Welcome to Mars, InSight! Welcome Home!


Simplified seven minutes of terror. Jonathan Soriano / The Foothill Dragon Press

Jonathan Soriano

Hopefully, while you were landing great deals on Cyber Monday, you got a chance to watch National Aeronautics and Space Administration’s (NASA) Interior Exploration using Seismic Investigations, Geodesy and Heat Transport (InSight) land on the Red Planet.

After six months of traveling through the vacuum of space, InSight began its descent towards its new home on Nov. 26, 2018 minutes before noon PT. During the “seven minutes of terror,” (length of descent) nerves and silence seized the control room at the Jet Propulsion Laboratory (JPL).

Every step of the landing had to be perfectly executed during these seven minutes. The following steps are stated below:


Infographic credit: Jonathan Soriano / The Foothill Dragon Press
Infographic credit: Jonathan Soriano / The Foothill Dragon Press


With perfect math, science and conditions, NASA was able to land InSight, marking their eighth successful landing on Mars. Along with the landing came initial images from InSight.



[divider] The supporting players[/divider]

On May 5, 2018, InSight was launched from Vandenberg Air Force in California along with two small spacecrafts. Both were named Mars Cube One (MarCO). They traveled along with InSight for the majority of the trip but departed as InSight headed towards Mars.

(Fun Fact: Both MarCO were given the nicknames “Wall-E” and “Eva” after the characters from Pixar movie “Wall-E.” Their nicknames come as a result of their fire extinguisher push system like the fire extinguisher scene from “Wall-E.”)

MarCo was intended to test cube satellite ability to provide a real-time relay of telemetry (data sent from a satellite at high speeds to Earth) from InSight. Therefore, the news of a successful landing was delivered instantly by MarCO. Without MarCO, the control team would be waiting hours at JPL for any news―making the “seven minutes of terror” worse.

InSight may be the main accomplishment of the day, but MarCO played a crucial role and will surely increase cube satellites’ role in future deep space missions.



[divider] Making InSight cozy at home[/divider]

After a long distance travel, we all enjoy taking a shower to rejuvenate. Likewise, InSight bathed in the sun’s rays in order to recharge itself using solar panels. Once it was fully charged, the spacecraft was able to send an image of its new home.



Soon after warming up, InSight will begin understanding its new home by collecting data of the weather and surface temperature using the Rotation and Interior Structure Equipment (RISE) antenna installed. Data will be collected for about two years and sent back to Earth consistently to understand Mars’s core.

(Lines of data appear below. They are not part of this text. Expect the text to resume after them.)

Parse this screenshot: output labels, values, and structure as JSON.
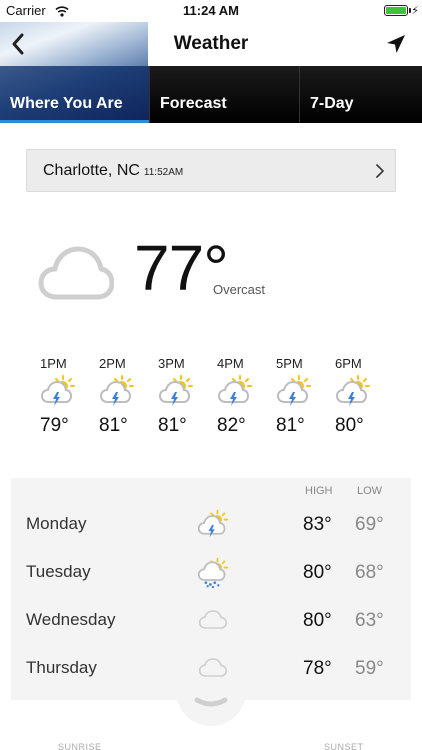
{
  "status_bar": {
    "carrier": "Carrier",
    "time": "11:24 AM",
    "battery_percent": 100
  },
  "header": {
    "title": "Weather",
    "back_icon": "chevron-left-icon",
    "location_icon": "location-arrow-icon"
  },
  "tabs": [
    {
      "label": "Where You Are",
      "active": true
    },
    {
      "label": "Forecast",
      "active": false
    },
    {
      "label": "7-Day",
      "active": false
    }
  ],
  "location": {
    "city": "Charlotte, NC",
    "time": "11:52AM"
  },
  "current": {
    "temp": "77°",
    "condition": "Overcast",
    "icon": "cloud-icon"
  },
  "hourly": [
    {
      "time": "1PM",
      "temp": "79°",
      "icon": "thunderstorm-sun-icon"
    },
    {
      "time": "2PM",
      "temp": "81°",
      "icon": "thunderstorm-sun-icon"
    },
    {
      "time": "3PM",
      "temp": "81°",
      "icon": "thunderstorm-sun-icon"
    },
    {
      "time": "4PM",
      "temp": "82°",
      "icon": "thunderstorm-sun-icon"
    },
    {
      "time": "5PM",
      "temp": "81°",
      "icon": "thunderstorm-sun-icon"
    },
    {
      "time": "6PM",
      "temp": "80°",
      "icon": "thunderstorm-sun-icon"
    }
  ],
  "daily": {
    "high_label": "HIGH",
    "low_label": "LOW",
    "days": [
      {
        "name": "Monday",
        "high": "83°",
        "low": "69°",
        "icon": "thunderstorm-sun-icon"
      },
      {
        "name": "Tuesday",
        "high": "80°",
        "low": "68°",
        "icon": "rain-sun-icon"
      },
      {
        "name": "Wednesday",
        "high": "80°",
        "low": "63°",
        "icon": "cloud-icon"
      },
      {
        "name": "Thursday",
        "high": "78°",
        "low": "59°",
        "icon": "cloud-icon"
      }
    ]
  },
  "footer": {
    "sunrise_label": "SUNRISE",
    "sunset_label": "SUNSET"
  },
  "colors": {
    "tab_active_underline": "#2b8bd6",
    "sun": "#f5c518",
    "bolt": "#3a7fd8"
  }
}
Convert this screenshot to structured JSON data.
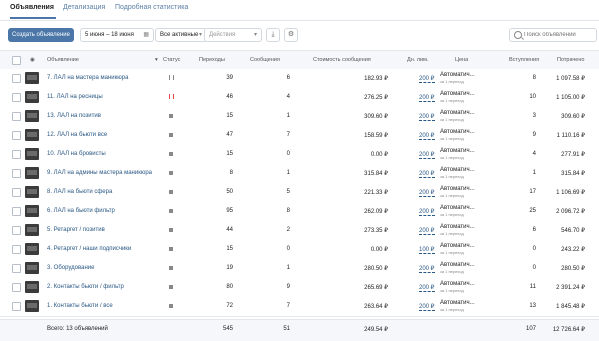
{
  "tabs": [
    {
      "label": "Объявления"
    },
    {
      "label": "Детализация"
    },
    {
      "label": "Подробная статистика"
    }
  ],
  "toolbar": {
    "create_label": "Создать объявление",
    "date_range": "5 июня – 18 июня",
    "filter": "Все активные",
    "actions": "Действия",
    "search_placeholder": "Поиск объявлений"
  },
  "columns": {
    "name": "Объявление",
    "status": "Статус",
    "clicks": "Переходы",
    "messages": "Сообщения",
    "cost_per_msg": "Стоимость сообщения",
    "daily_limit": "Дн. лим.",
    "price": "Цена",
    "joins": "Вступления",
    "spent": "Потрачено"
  },
  "rows": [
    {
      "name": "7. ЛАЛ на мастера маникюра",
      "status": "paused",
      "clicks": "39",
      "messages": "6",
      "cost": "182.93 ₽",
      "limit": "200 ₽",
      "price": "Автоматич...",
      "price_sub": "за 1 переход",
      "joins": "8",
      "spent": "1 097.58 ₽"
    },
    {
      "name": "11. ЛАЛ на ресницы",
      "status": "paused-red",
      "clicks": "46",
      "messages": "4",
      "cost": "276.25 ₽",
      "limit": "200 ₽",
      "price": "Автоматич...",
      "price_sub": "за 1 переход",
      "joins": "10",
      "spent": "1 105.00 ₽"
    },
    {
      "name": "13. ЛАЛ на позитив",
      "status": "stopped",
      "clicks": "15",
      "messages": "1",
      "cost": "309.60 ₽",
      "limit": "200 ₽",
      "price": "Автоматич...",
      "price_sub": "за 1 переход",
      "joins": "3",
      "spent": "309.60 ₽"
    },
    {
      "name": "12. ЛАЛ на бьюти все",
      "status": "stopped",
      "clicks": "47",
      "messages": "7",
      "cost": "158.59 ₽",
      "limit": "200 ₽",
      "price": "Автоматич...",
      "price_sub": "за 1 переход",
      "joins": "9",
      "spent": "1 110.16 ₽"
    },
    {
      "name": "10. ЛАЛ на бровисты",
      "status": "stopped",
      "clicks": "15",
      "messages": "0",
      "cost": "0.00 ₽",
      "limit": "200 ₽",
      "price": "Автоматич...",
      "price_sub": "за 1 переход",
      "joins": "4",
      "spent": "277.91 ₽"
    },
    {
      "name": "9. ЛАЛ на админы мастера маникюра",
      "status": "stopped",
      "clicks": "8",
      "messages": "1",
      "cost": "315.84 ₽",
      "limit": "200 ₽",
      "price": "Автоматич...",
      "price_sub": "за 1 переход",
      "joins": "1",
      "spent": "315.84 ₽"
    },
    {
      "name": "8. ЛАЛ на бьюти сфера",
      "status": "stopped",
      "clicks": "50",
      "messages": "5",
      "cost": "221.33 ₽",
      "limit": "200 ₽",
      "price": "Автоматич...",
      "price_sub": "за 1 переход",
      "joins": "17",
      "spent": "1 106.69 ₽"
    },
    {
      "name": "6. ЛАЛ на бьюти фильтр",
      "status": "stopped",
      "clicks": "95",
      "messages": "8",
      "cost": "262.09 ₽",
      "limit": "200 ₽",
      "price": "Автоматич...",
      "price_sub": "за 1 переход",
      "joins": "25",
      "spent": "2 096.72 ₽"
    },
    {
      "name": "5. Ретаргет / позитив",
      "status": "stopped",
      "clicks": "44",
      "messages": "2",
      "cost": "273.35 ₽",
      "limit": "200 ₽",
      "price": "Автоматич...",
      "price_sub": "за 1 переход",
      "joins": "6",
      "spent": "546.70 ₽"
    },
    {
      "name": "4. Ретаргет / наши подписчики",
      "status": "stopped",
      "clicks": "15",
      "messages": "0",
      "cost": "0.00 ₽",
      "limit": "100 ₽",
      "price": "Автоматич...",
      "price_sub": "за 1 переход",
      "joins": "0",
      "spent": "243.22 ₽"
    },
    {
      "name": "3. Оборудование",
      "status": "stopped",
      "clicks": "19",
      "messages": "1",
      "cost": "280.50 ₽",
      "limit": "200 ₽",
      "price": "Автоматич...",
      "price_sub": "за 1 переход",
      "joins": "0",
      "spent": "280.50 ₽"
    },
    {
      "name": "2. Контакты бьюти / фильтр",
      "status": "stopped",
      "clicks": "80",
      "messages": "9",
      "cost": "265.69 ₽",
      "limit": "200 ₽",
      "price": "Автоматич...",
      "price_sub": "за 1 переход",
      "joins": "11",
      "spent": "2 391.24 ₽"
    },
    {
      "name": "1. Контакты бьюти / все",
      "status": "stopped",
      "clicks": "72",
      "messages": "7",
      "cost": "263.64 ₽",
      "limit": "200 ₽",
      "price": "Автоматич...",
      "price_sub": "за 1 переход",
      "joins": "13",
      "spent": "1 845.48 ₽"
    }
  ],
  "totals": {
    "label": "Всего: 13 объявлений",
    "clicks": "545",
    "messages": "51",
    "cost": "249.54 ₽",
    "joins": "107",
    "spent": "12 726.64 ₽"
  },
  "colors": {
    "accent": "#4a76a8",
    "link": "#2a5885",
    "paused_red": "#e64646"
  }
}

During the first week, InSight’s cameras will be 3D modeling the area around it to find the best spot to place the equipment. Once it has determined these locations, it will place down the Seismic Experiment for Interior Structure (SEIS) and Heat Flow and Physical Properties Package (HP3).

SEIS will analyze the seismic activity underground in order to understand the core of Mars. It is crucial that SEIS is not moved by Mars’s dust storms. If so, it would be devastating as misinformation sent back could change our textbooks as we know them. In addition, SEIS will help map out the interior core of Mars ― which has never been done before.

HP3 contains a mole at the end of the probe. Who would’ve thought that a mole would beat humans to Mars? Luckily no, the mole is simply the name given to its drilling probe. The mole’s job is to dig underground like a jackhammer. Every 20 inches, the mole will stop and release heat into the soil in order to measure its thermal conductivity. In addition, the mole will create vibrations as it burrows through the soil. These vibrations will be picked up by SEIS and relayed back to Earth.

[divider] What insight can we get from InSight? [/divider]

InSight will be understanding its home and sending information about Mars’ interior for two years. Why should we care?

We know more about space than we know about our own planet. We know about the origins of stars, but we do not know how Earth’s core was formed. InSight is not just another Mars mission; it is a time machine that allows us to look 4.6 billion years into the past (estimated formation of Mars).

So if you’ve ever questioned the creation of our solar system and humanity, InSight’s landing has helped scientists get closer to that answer.

What do you think?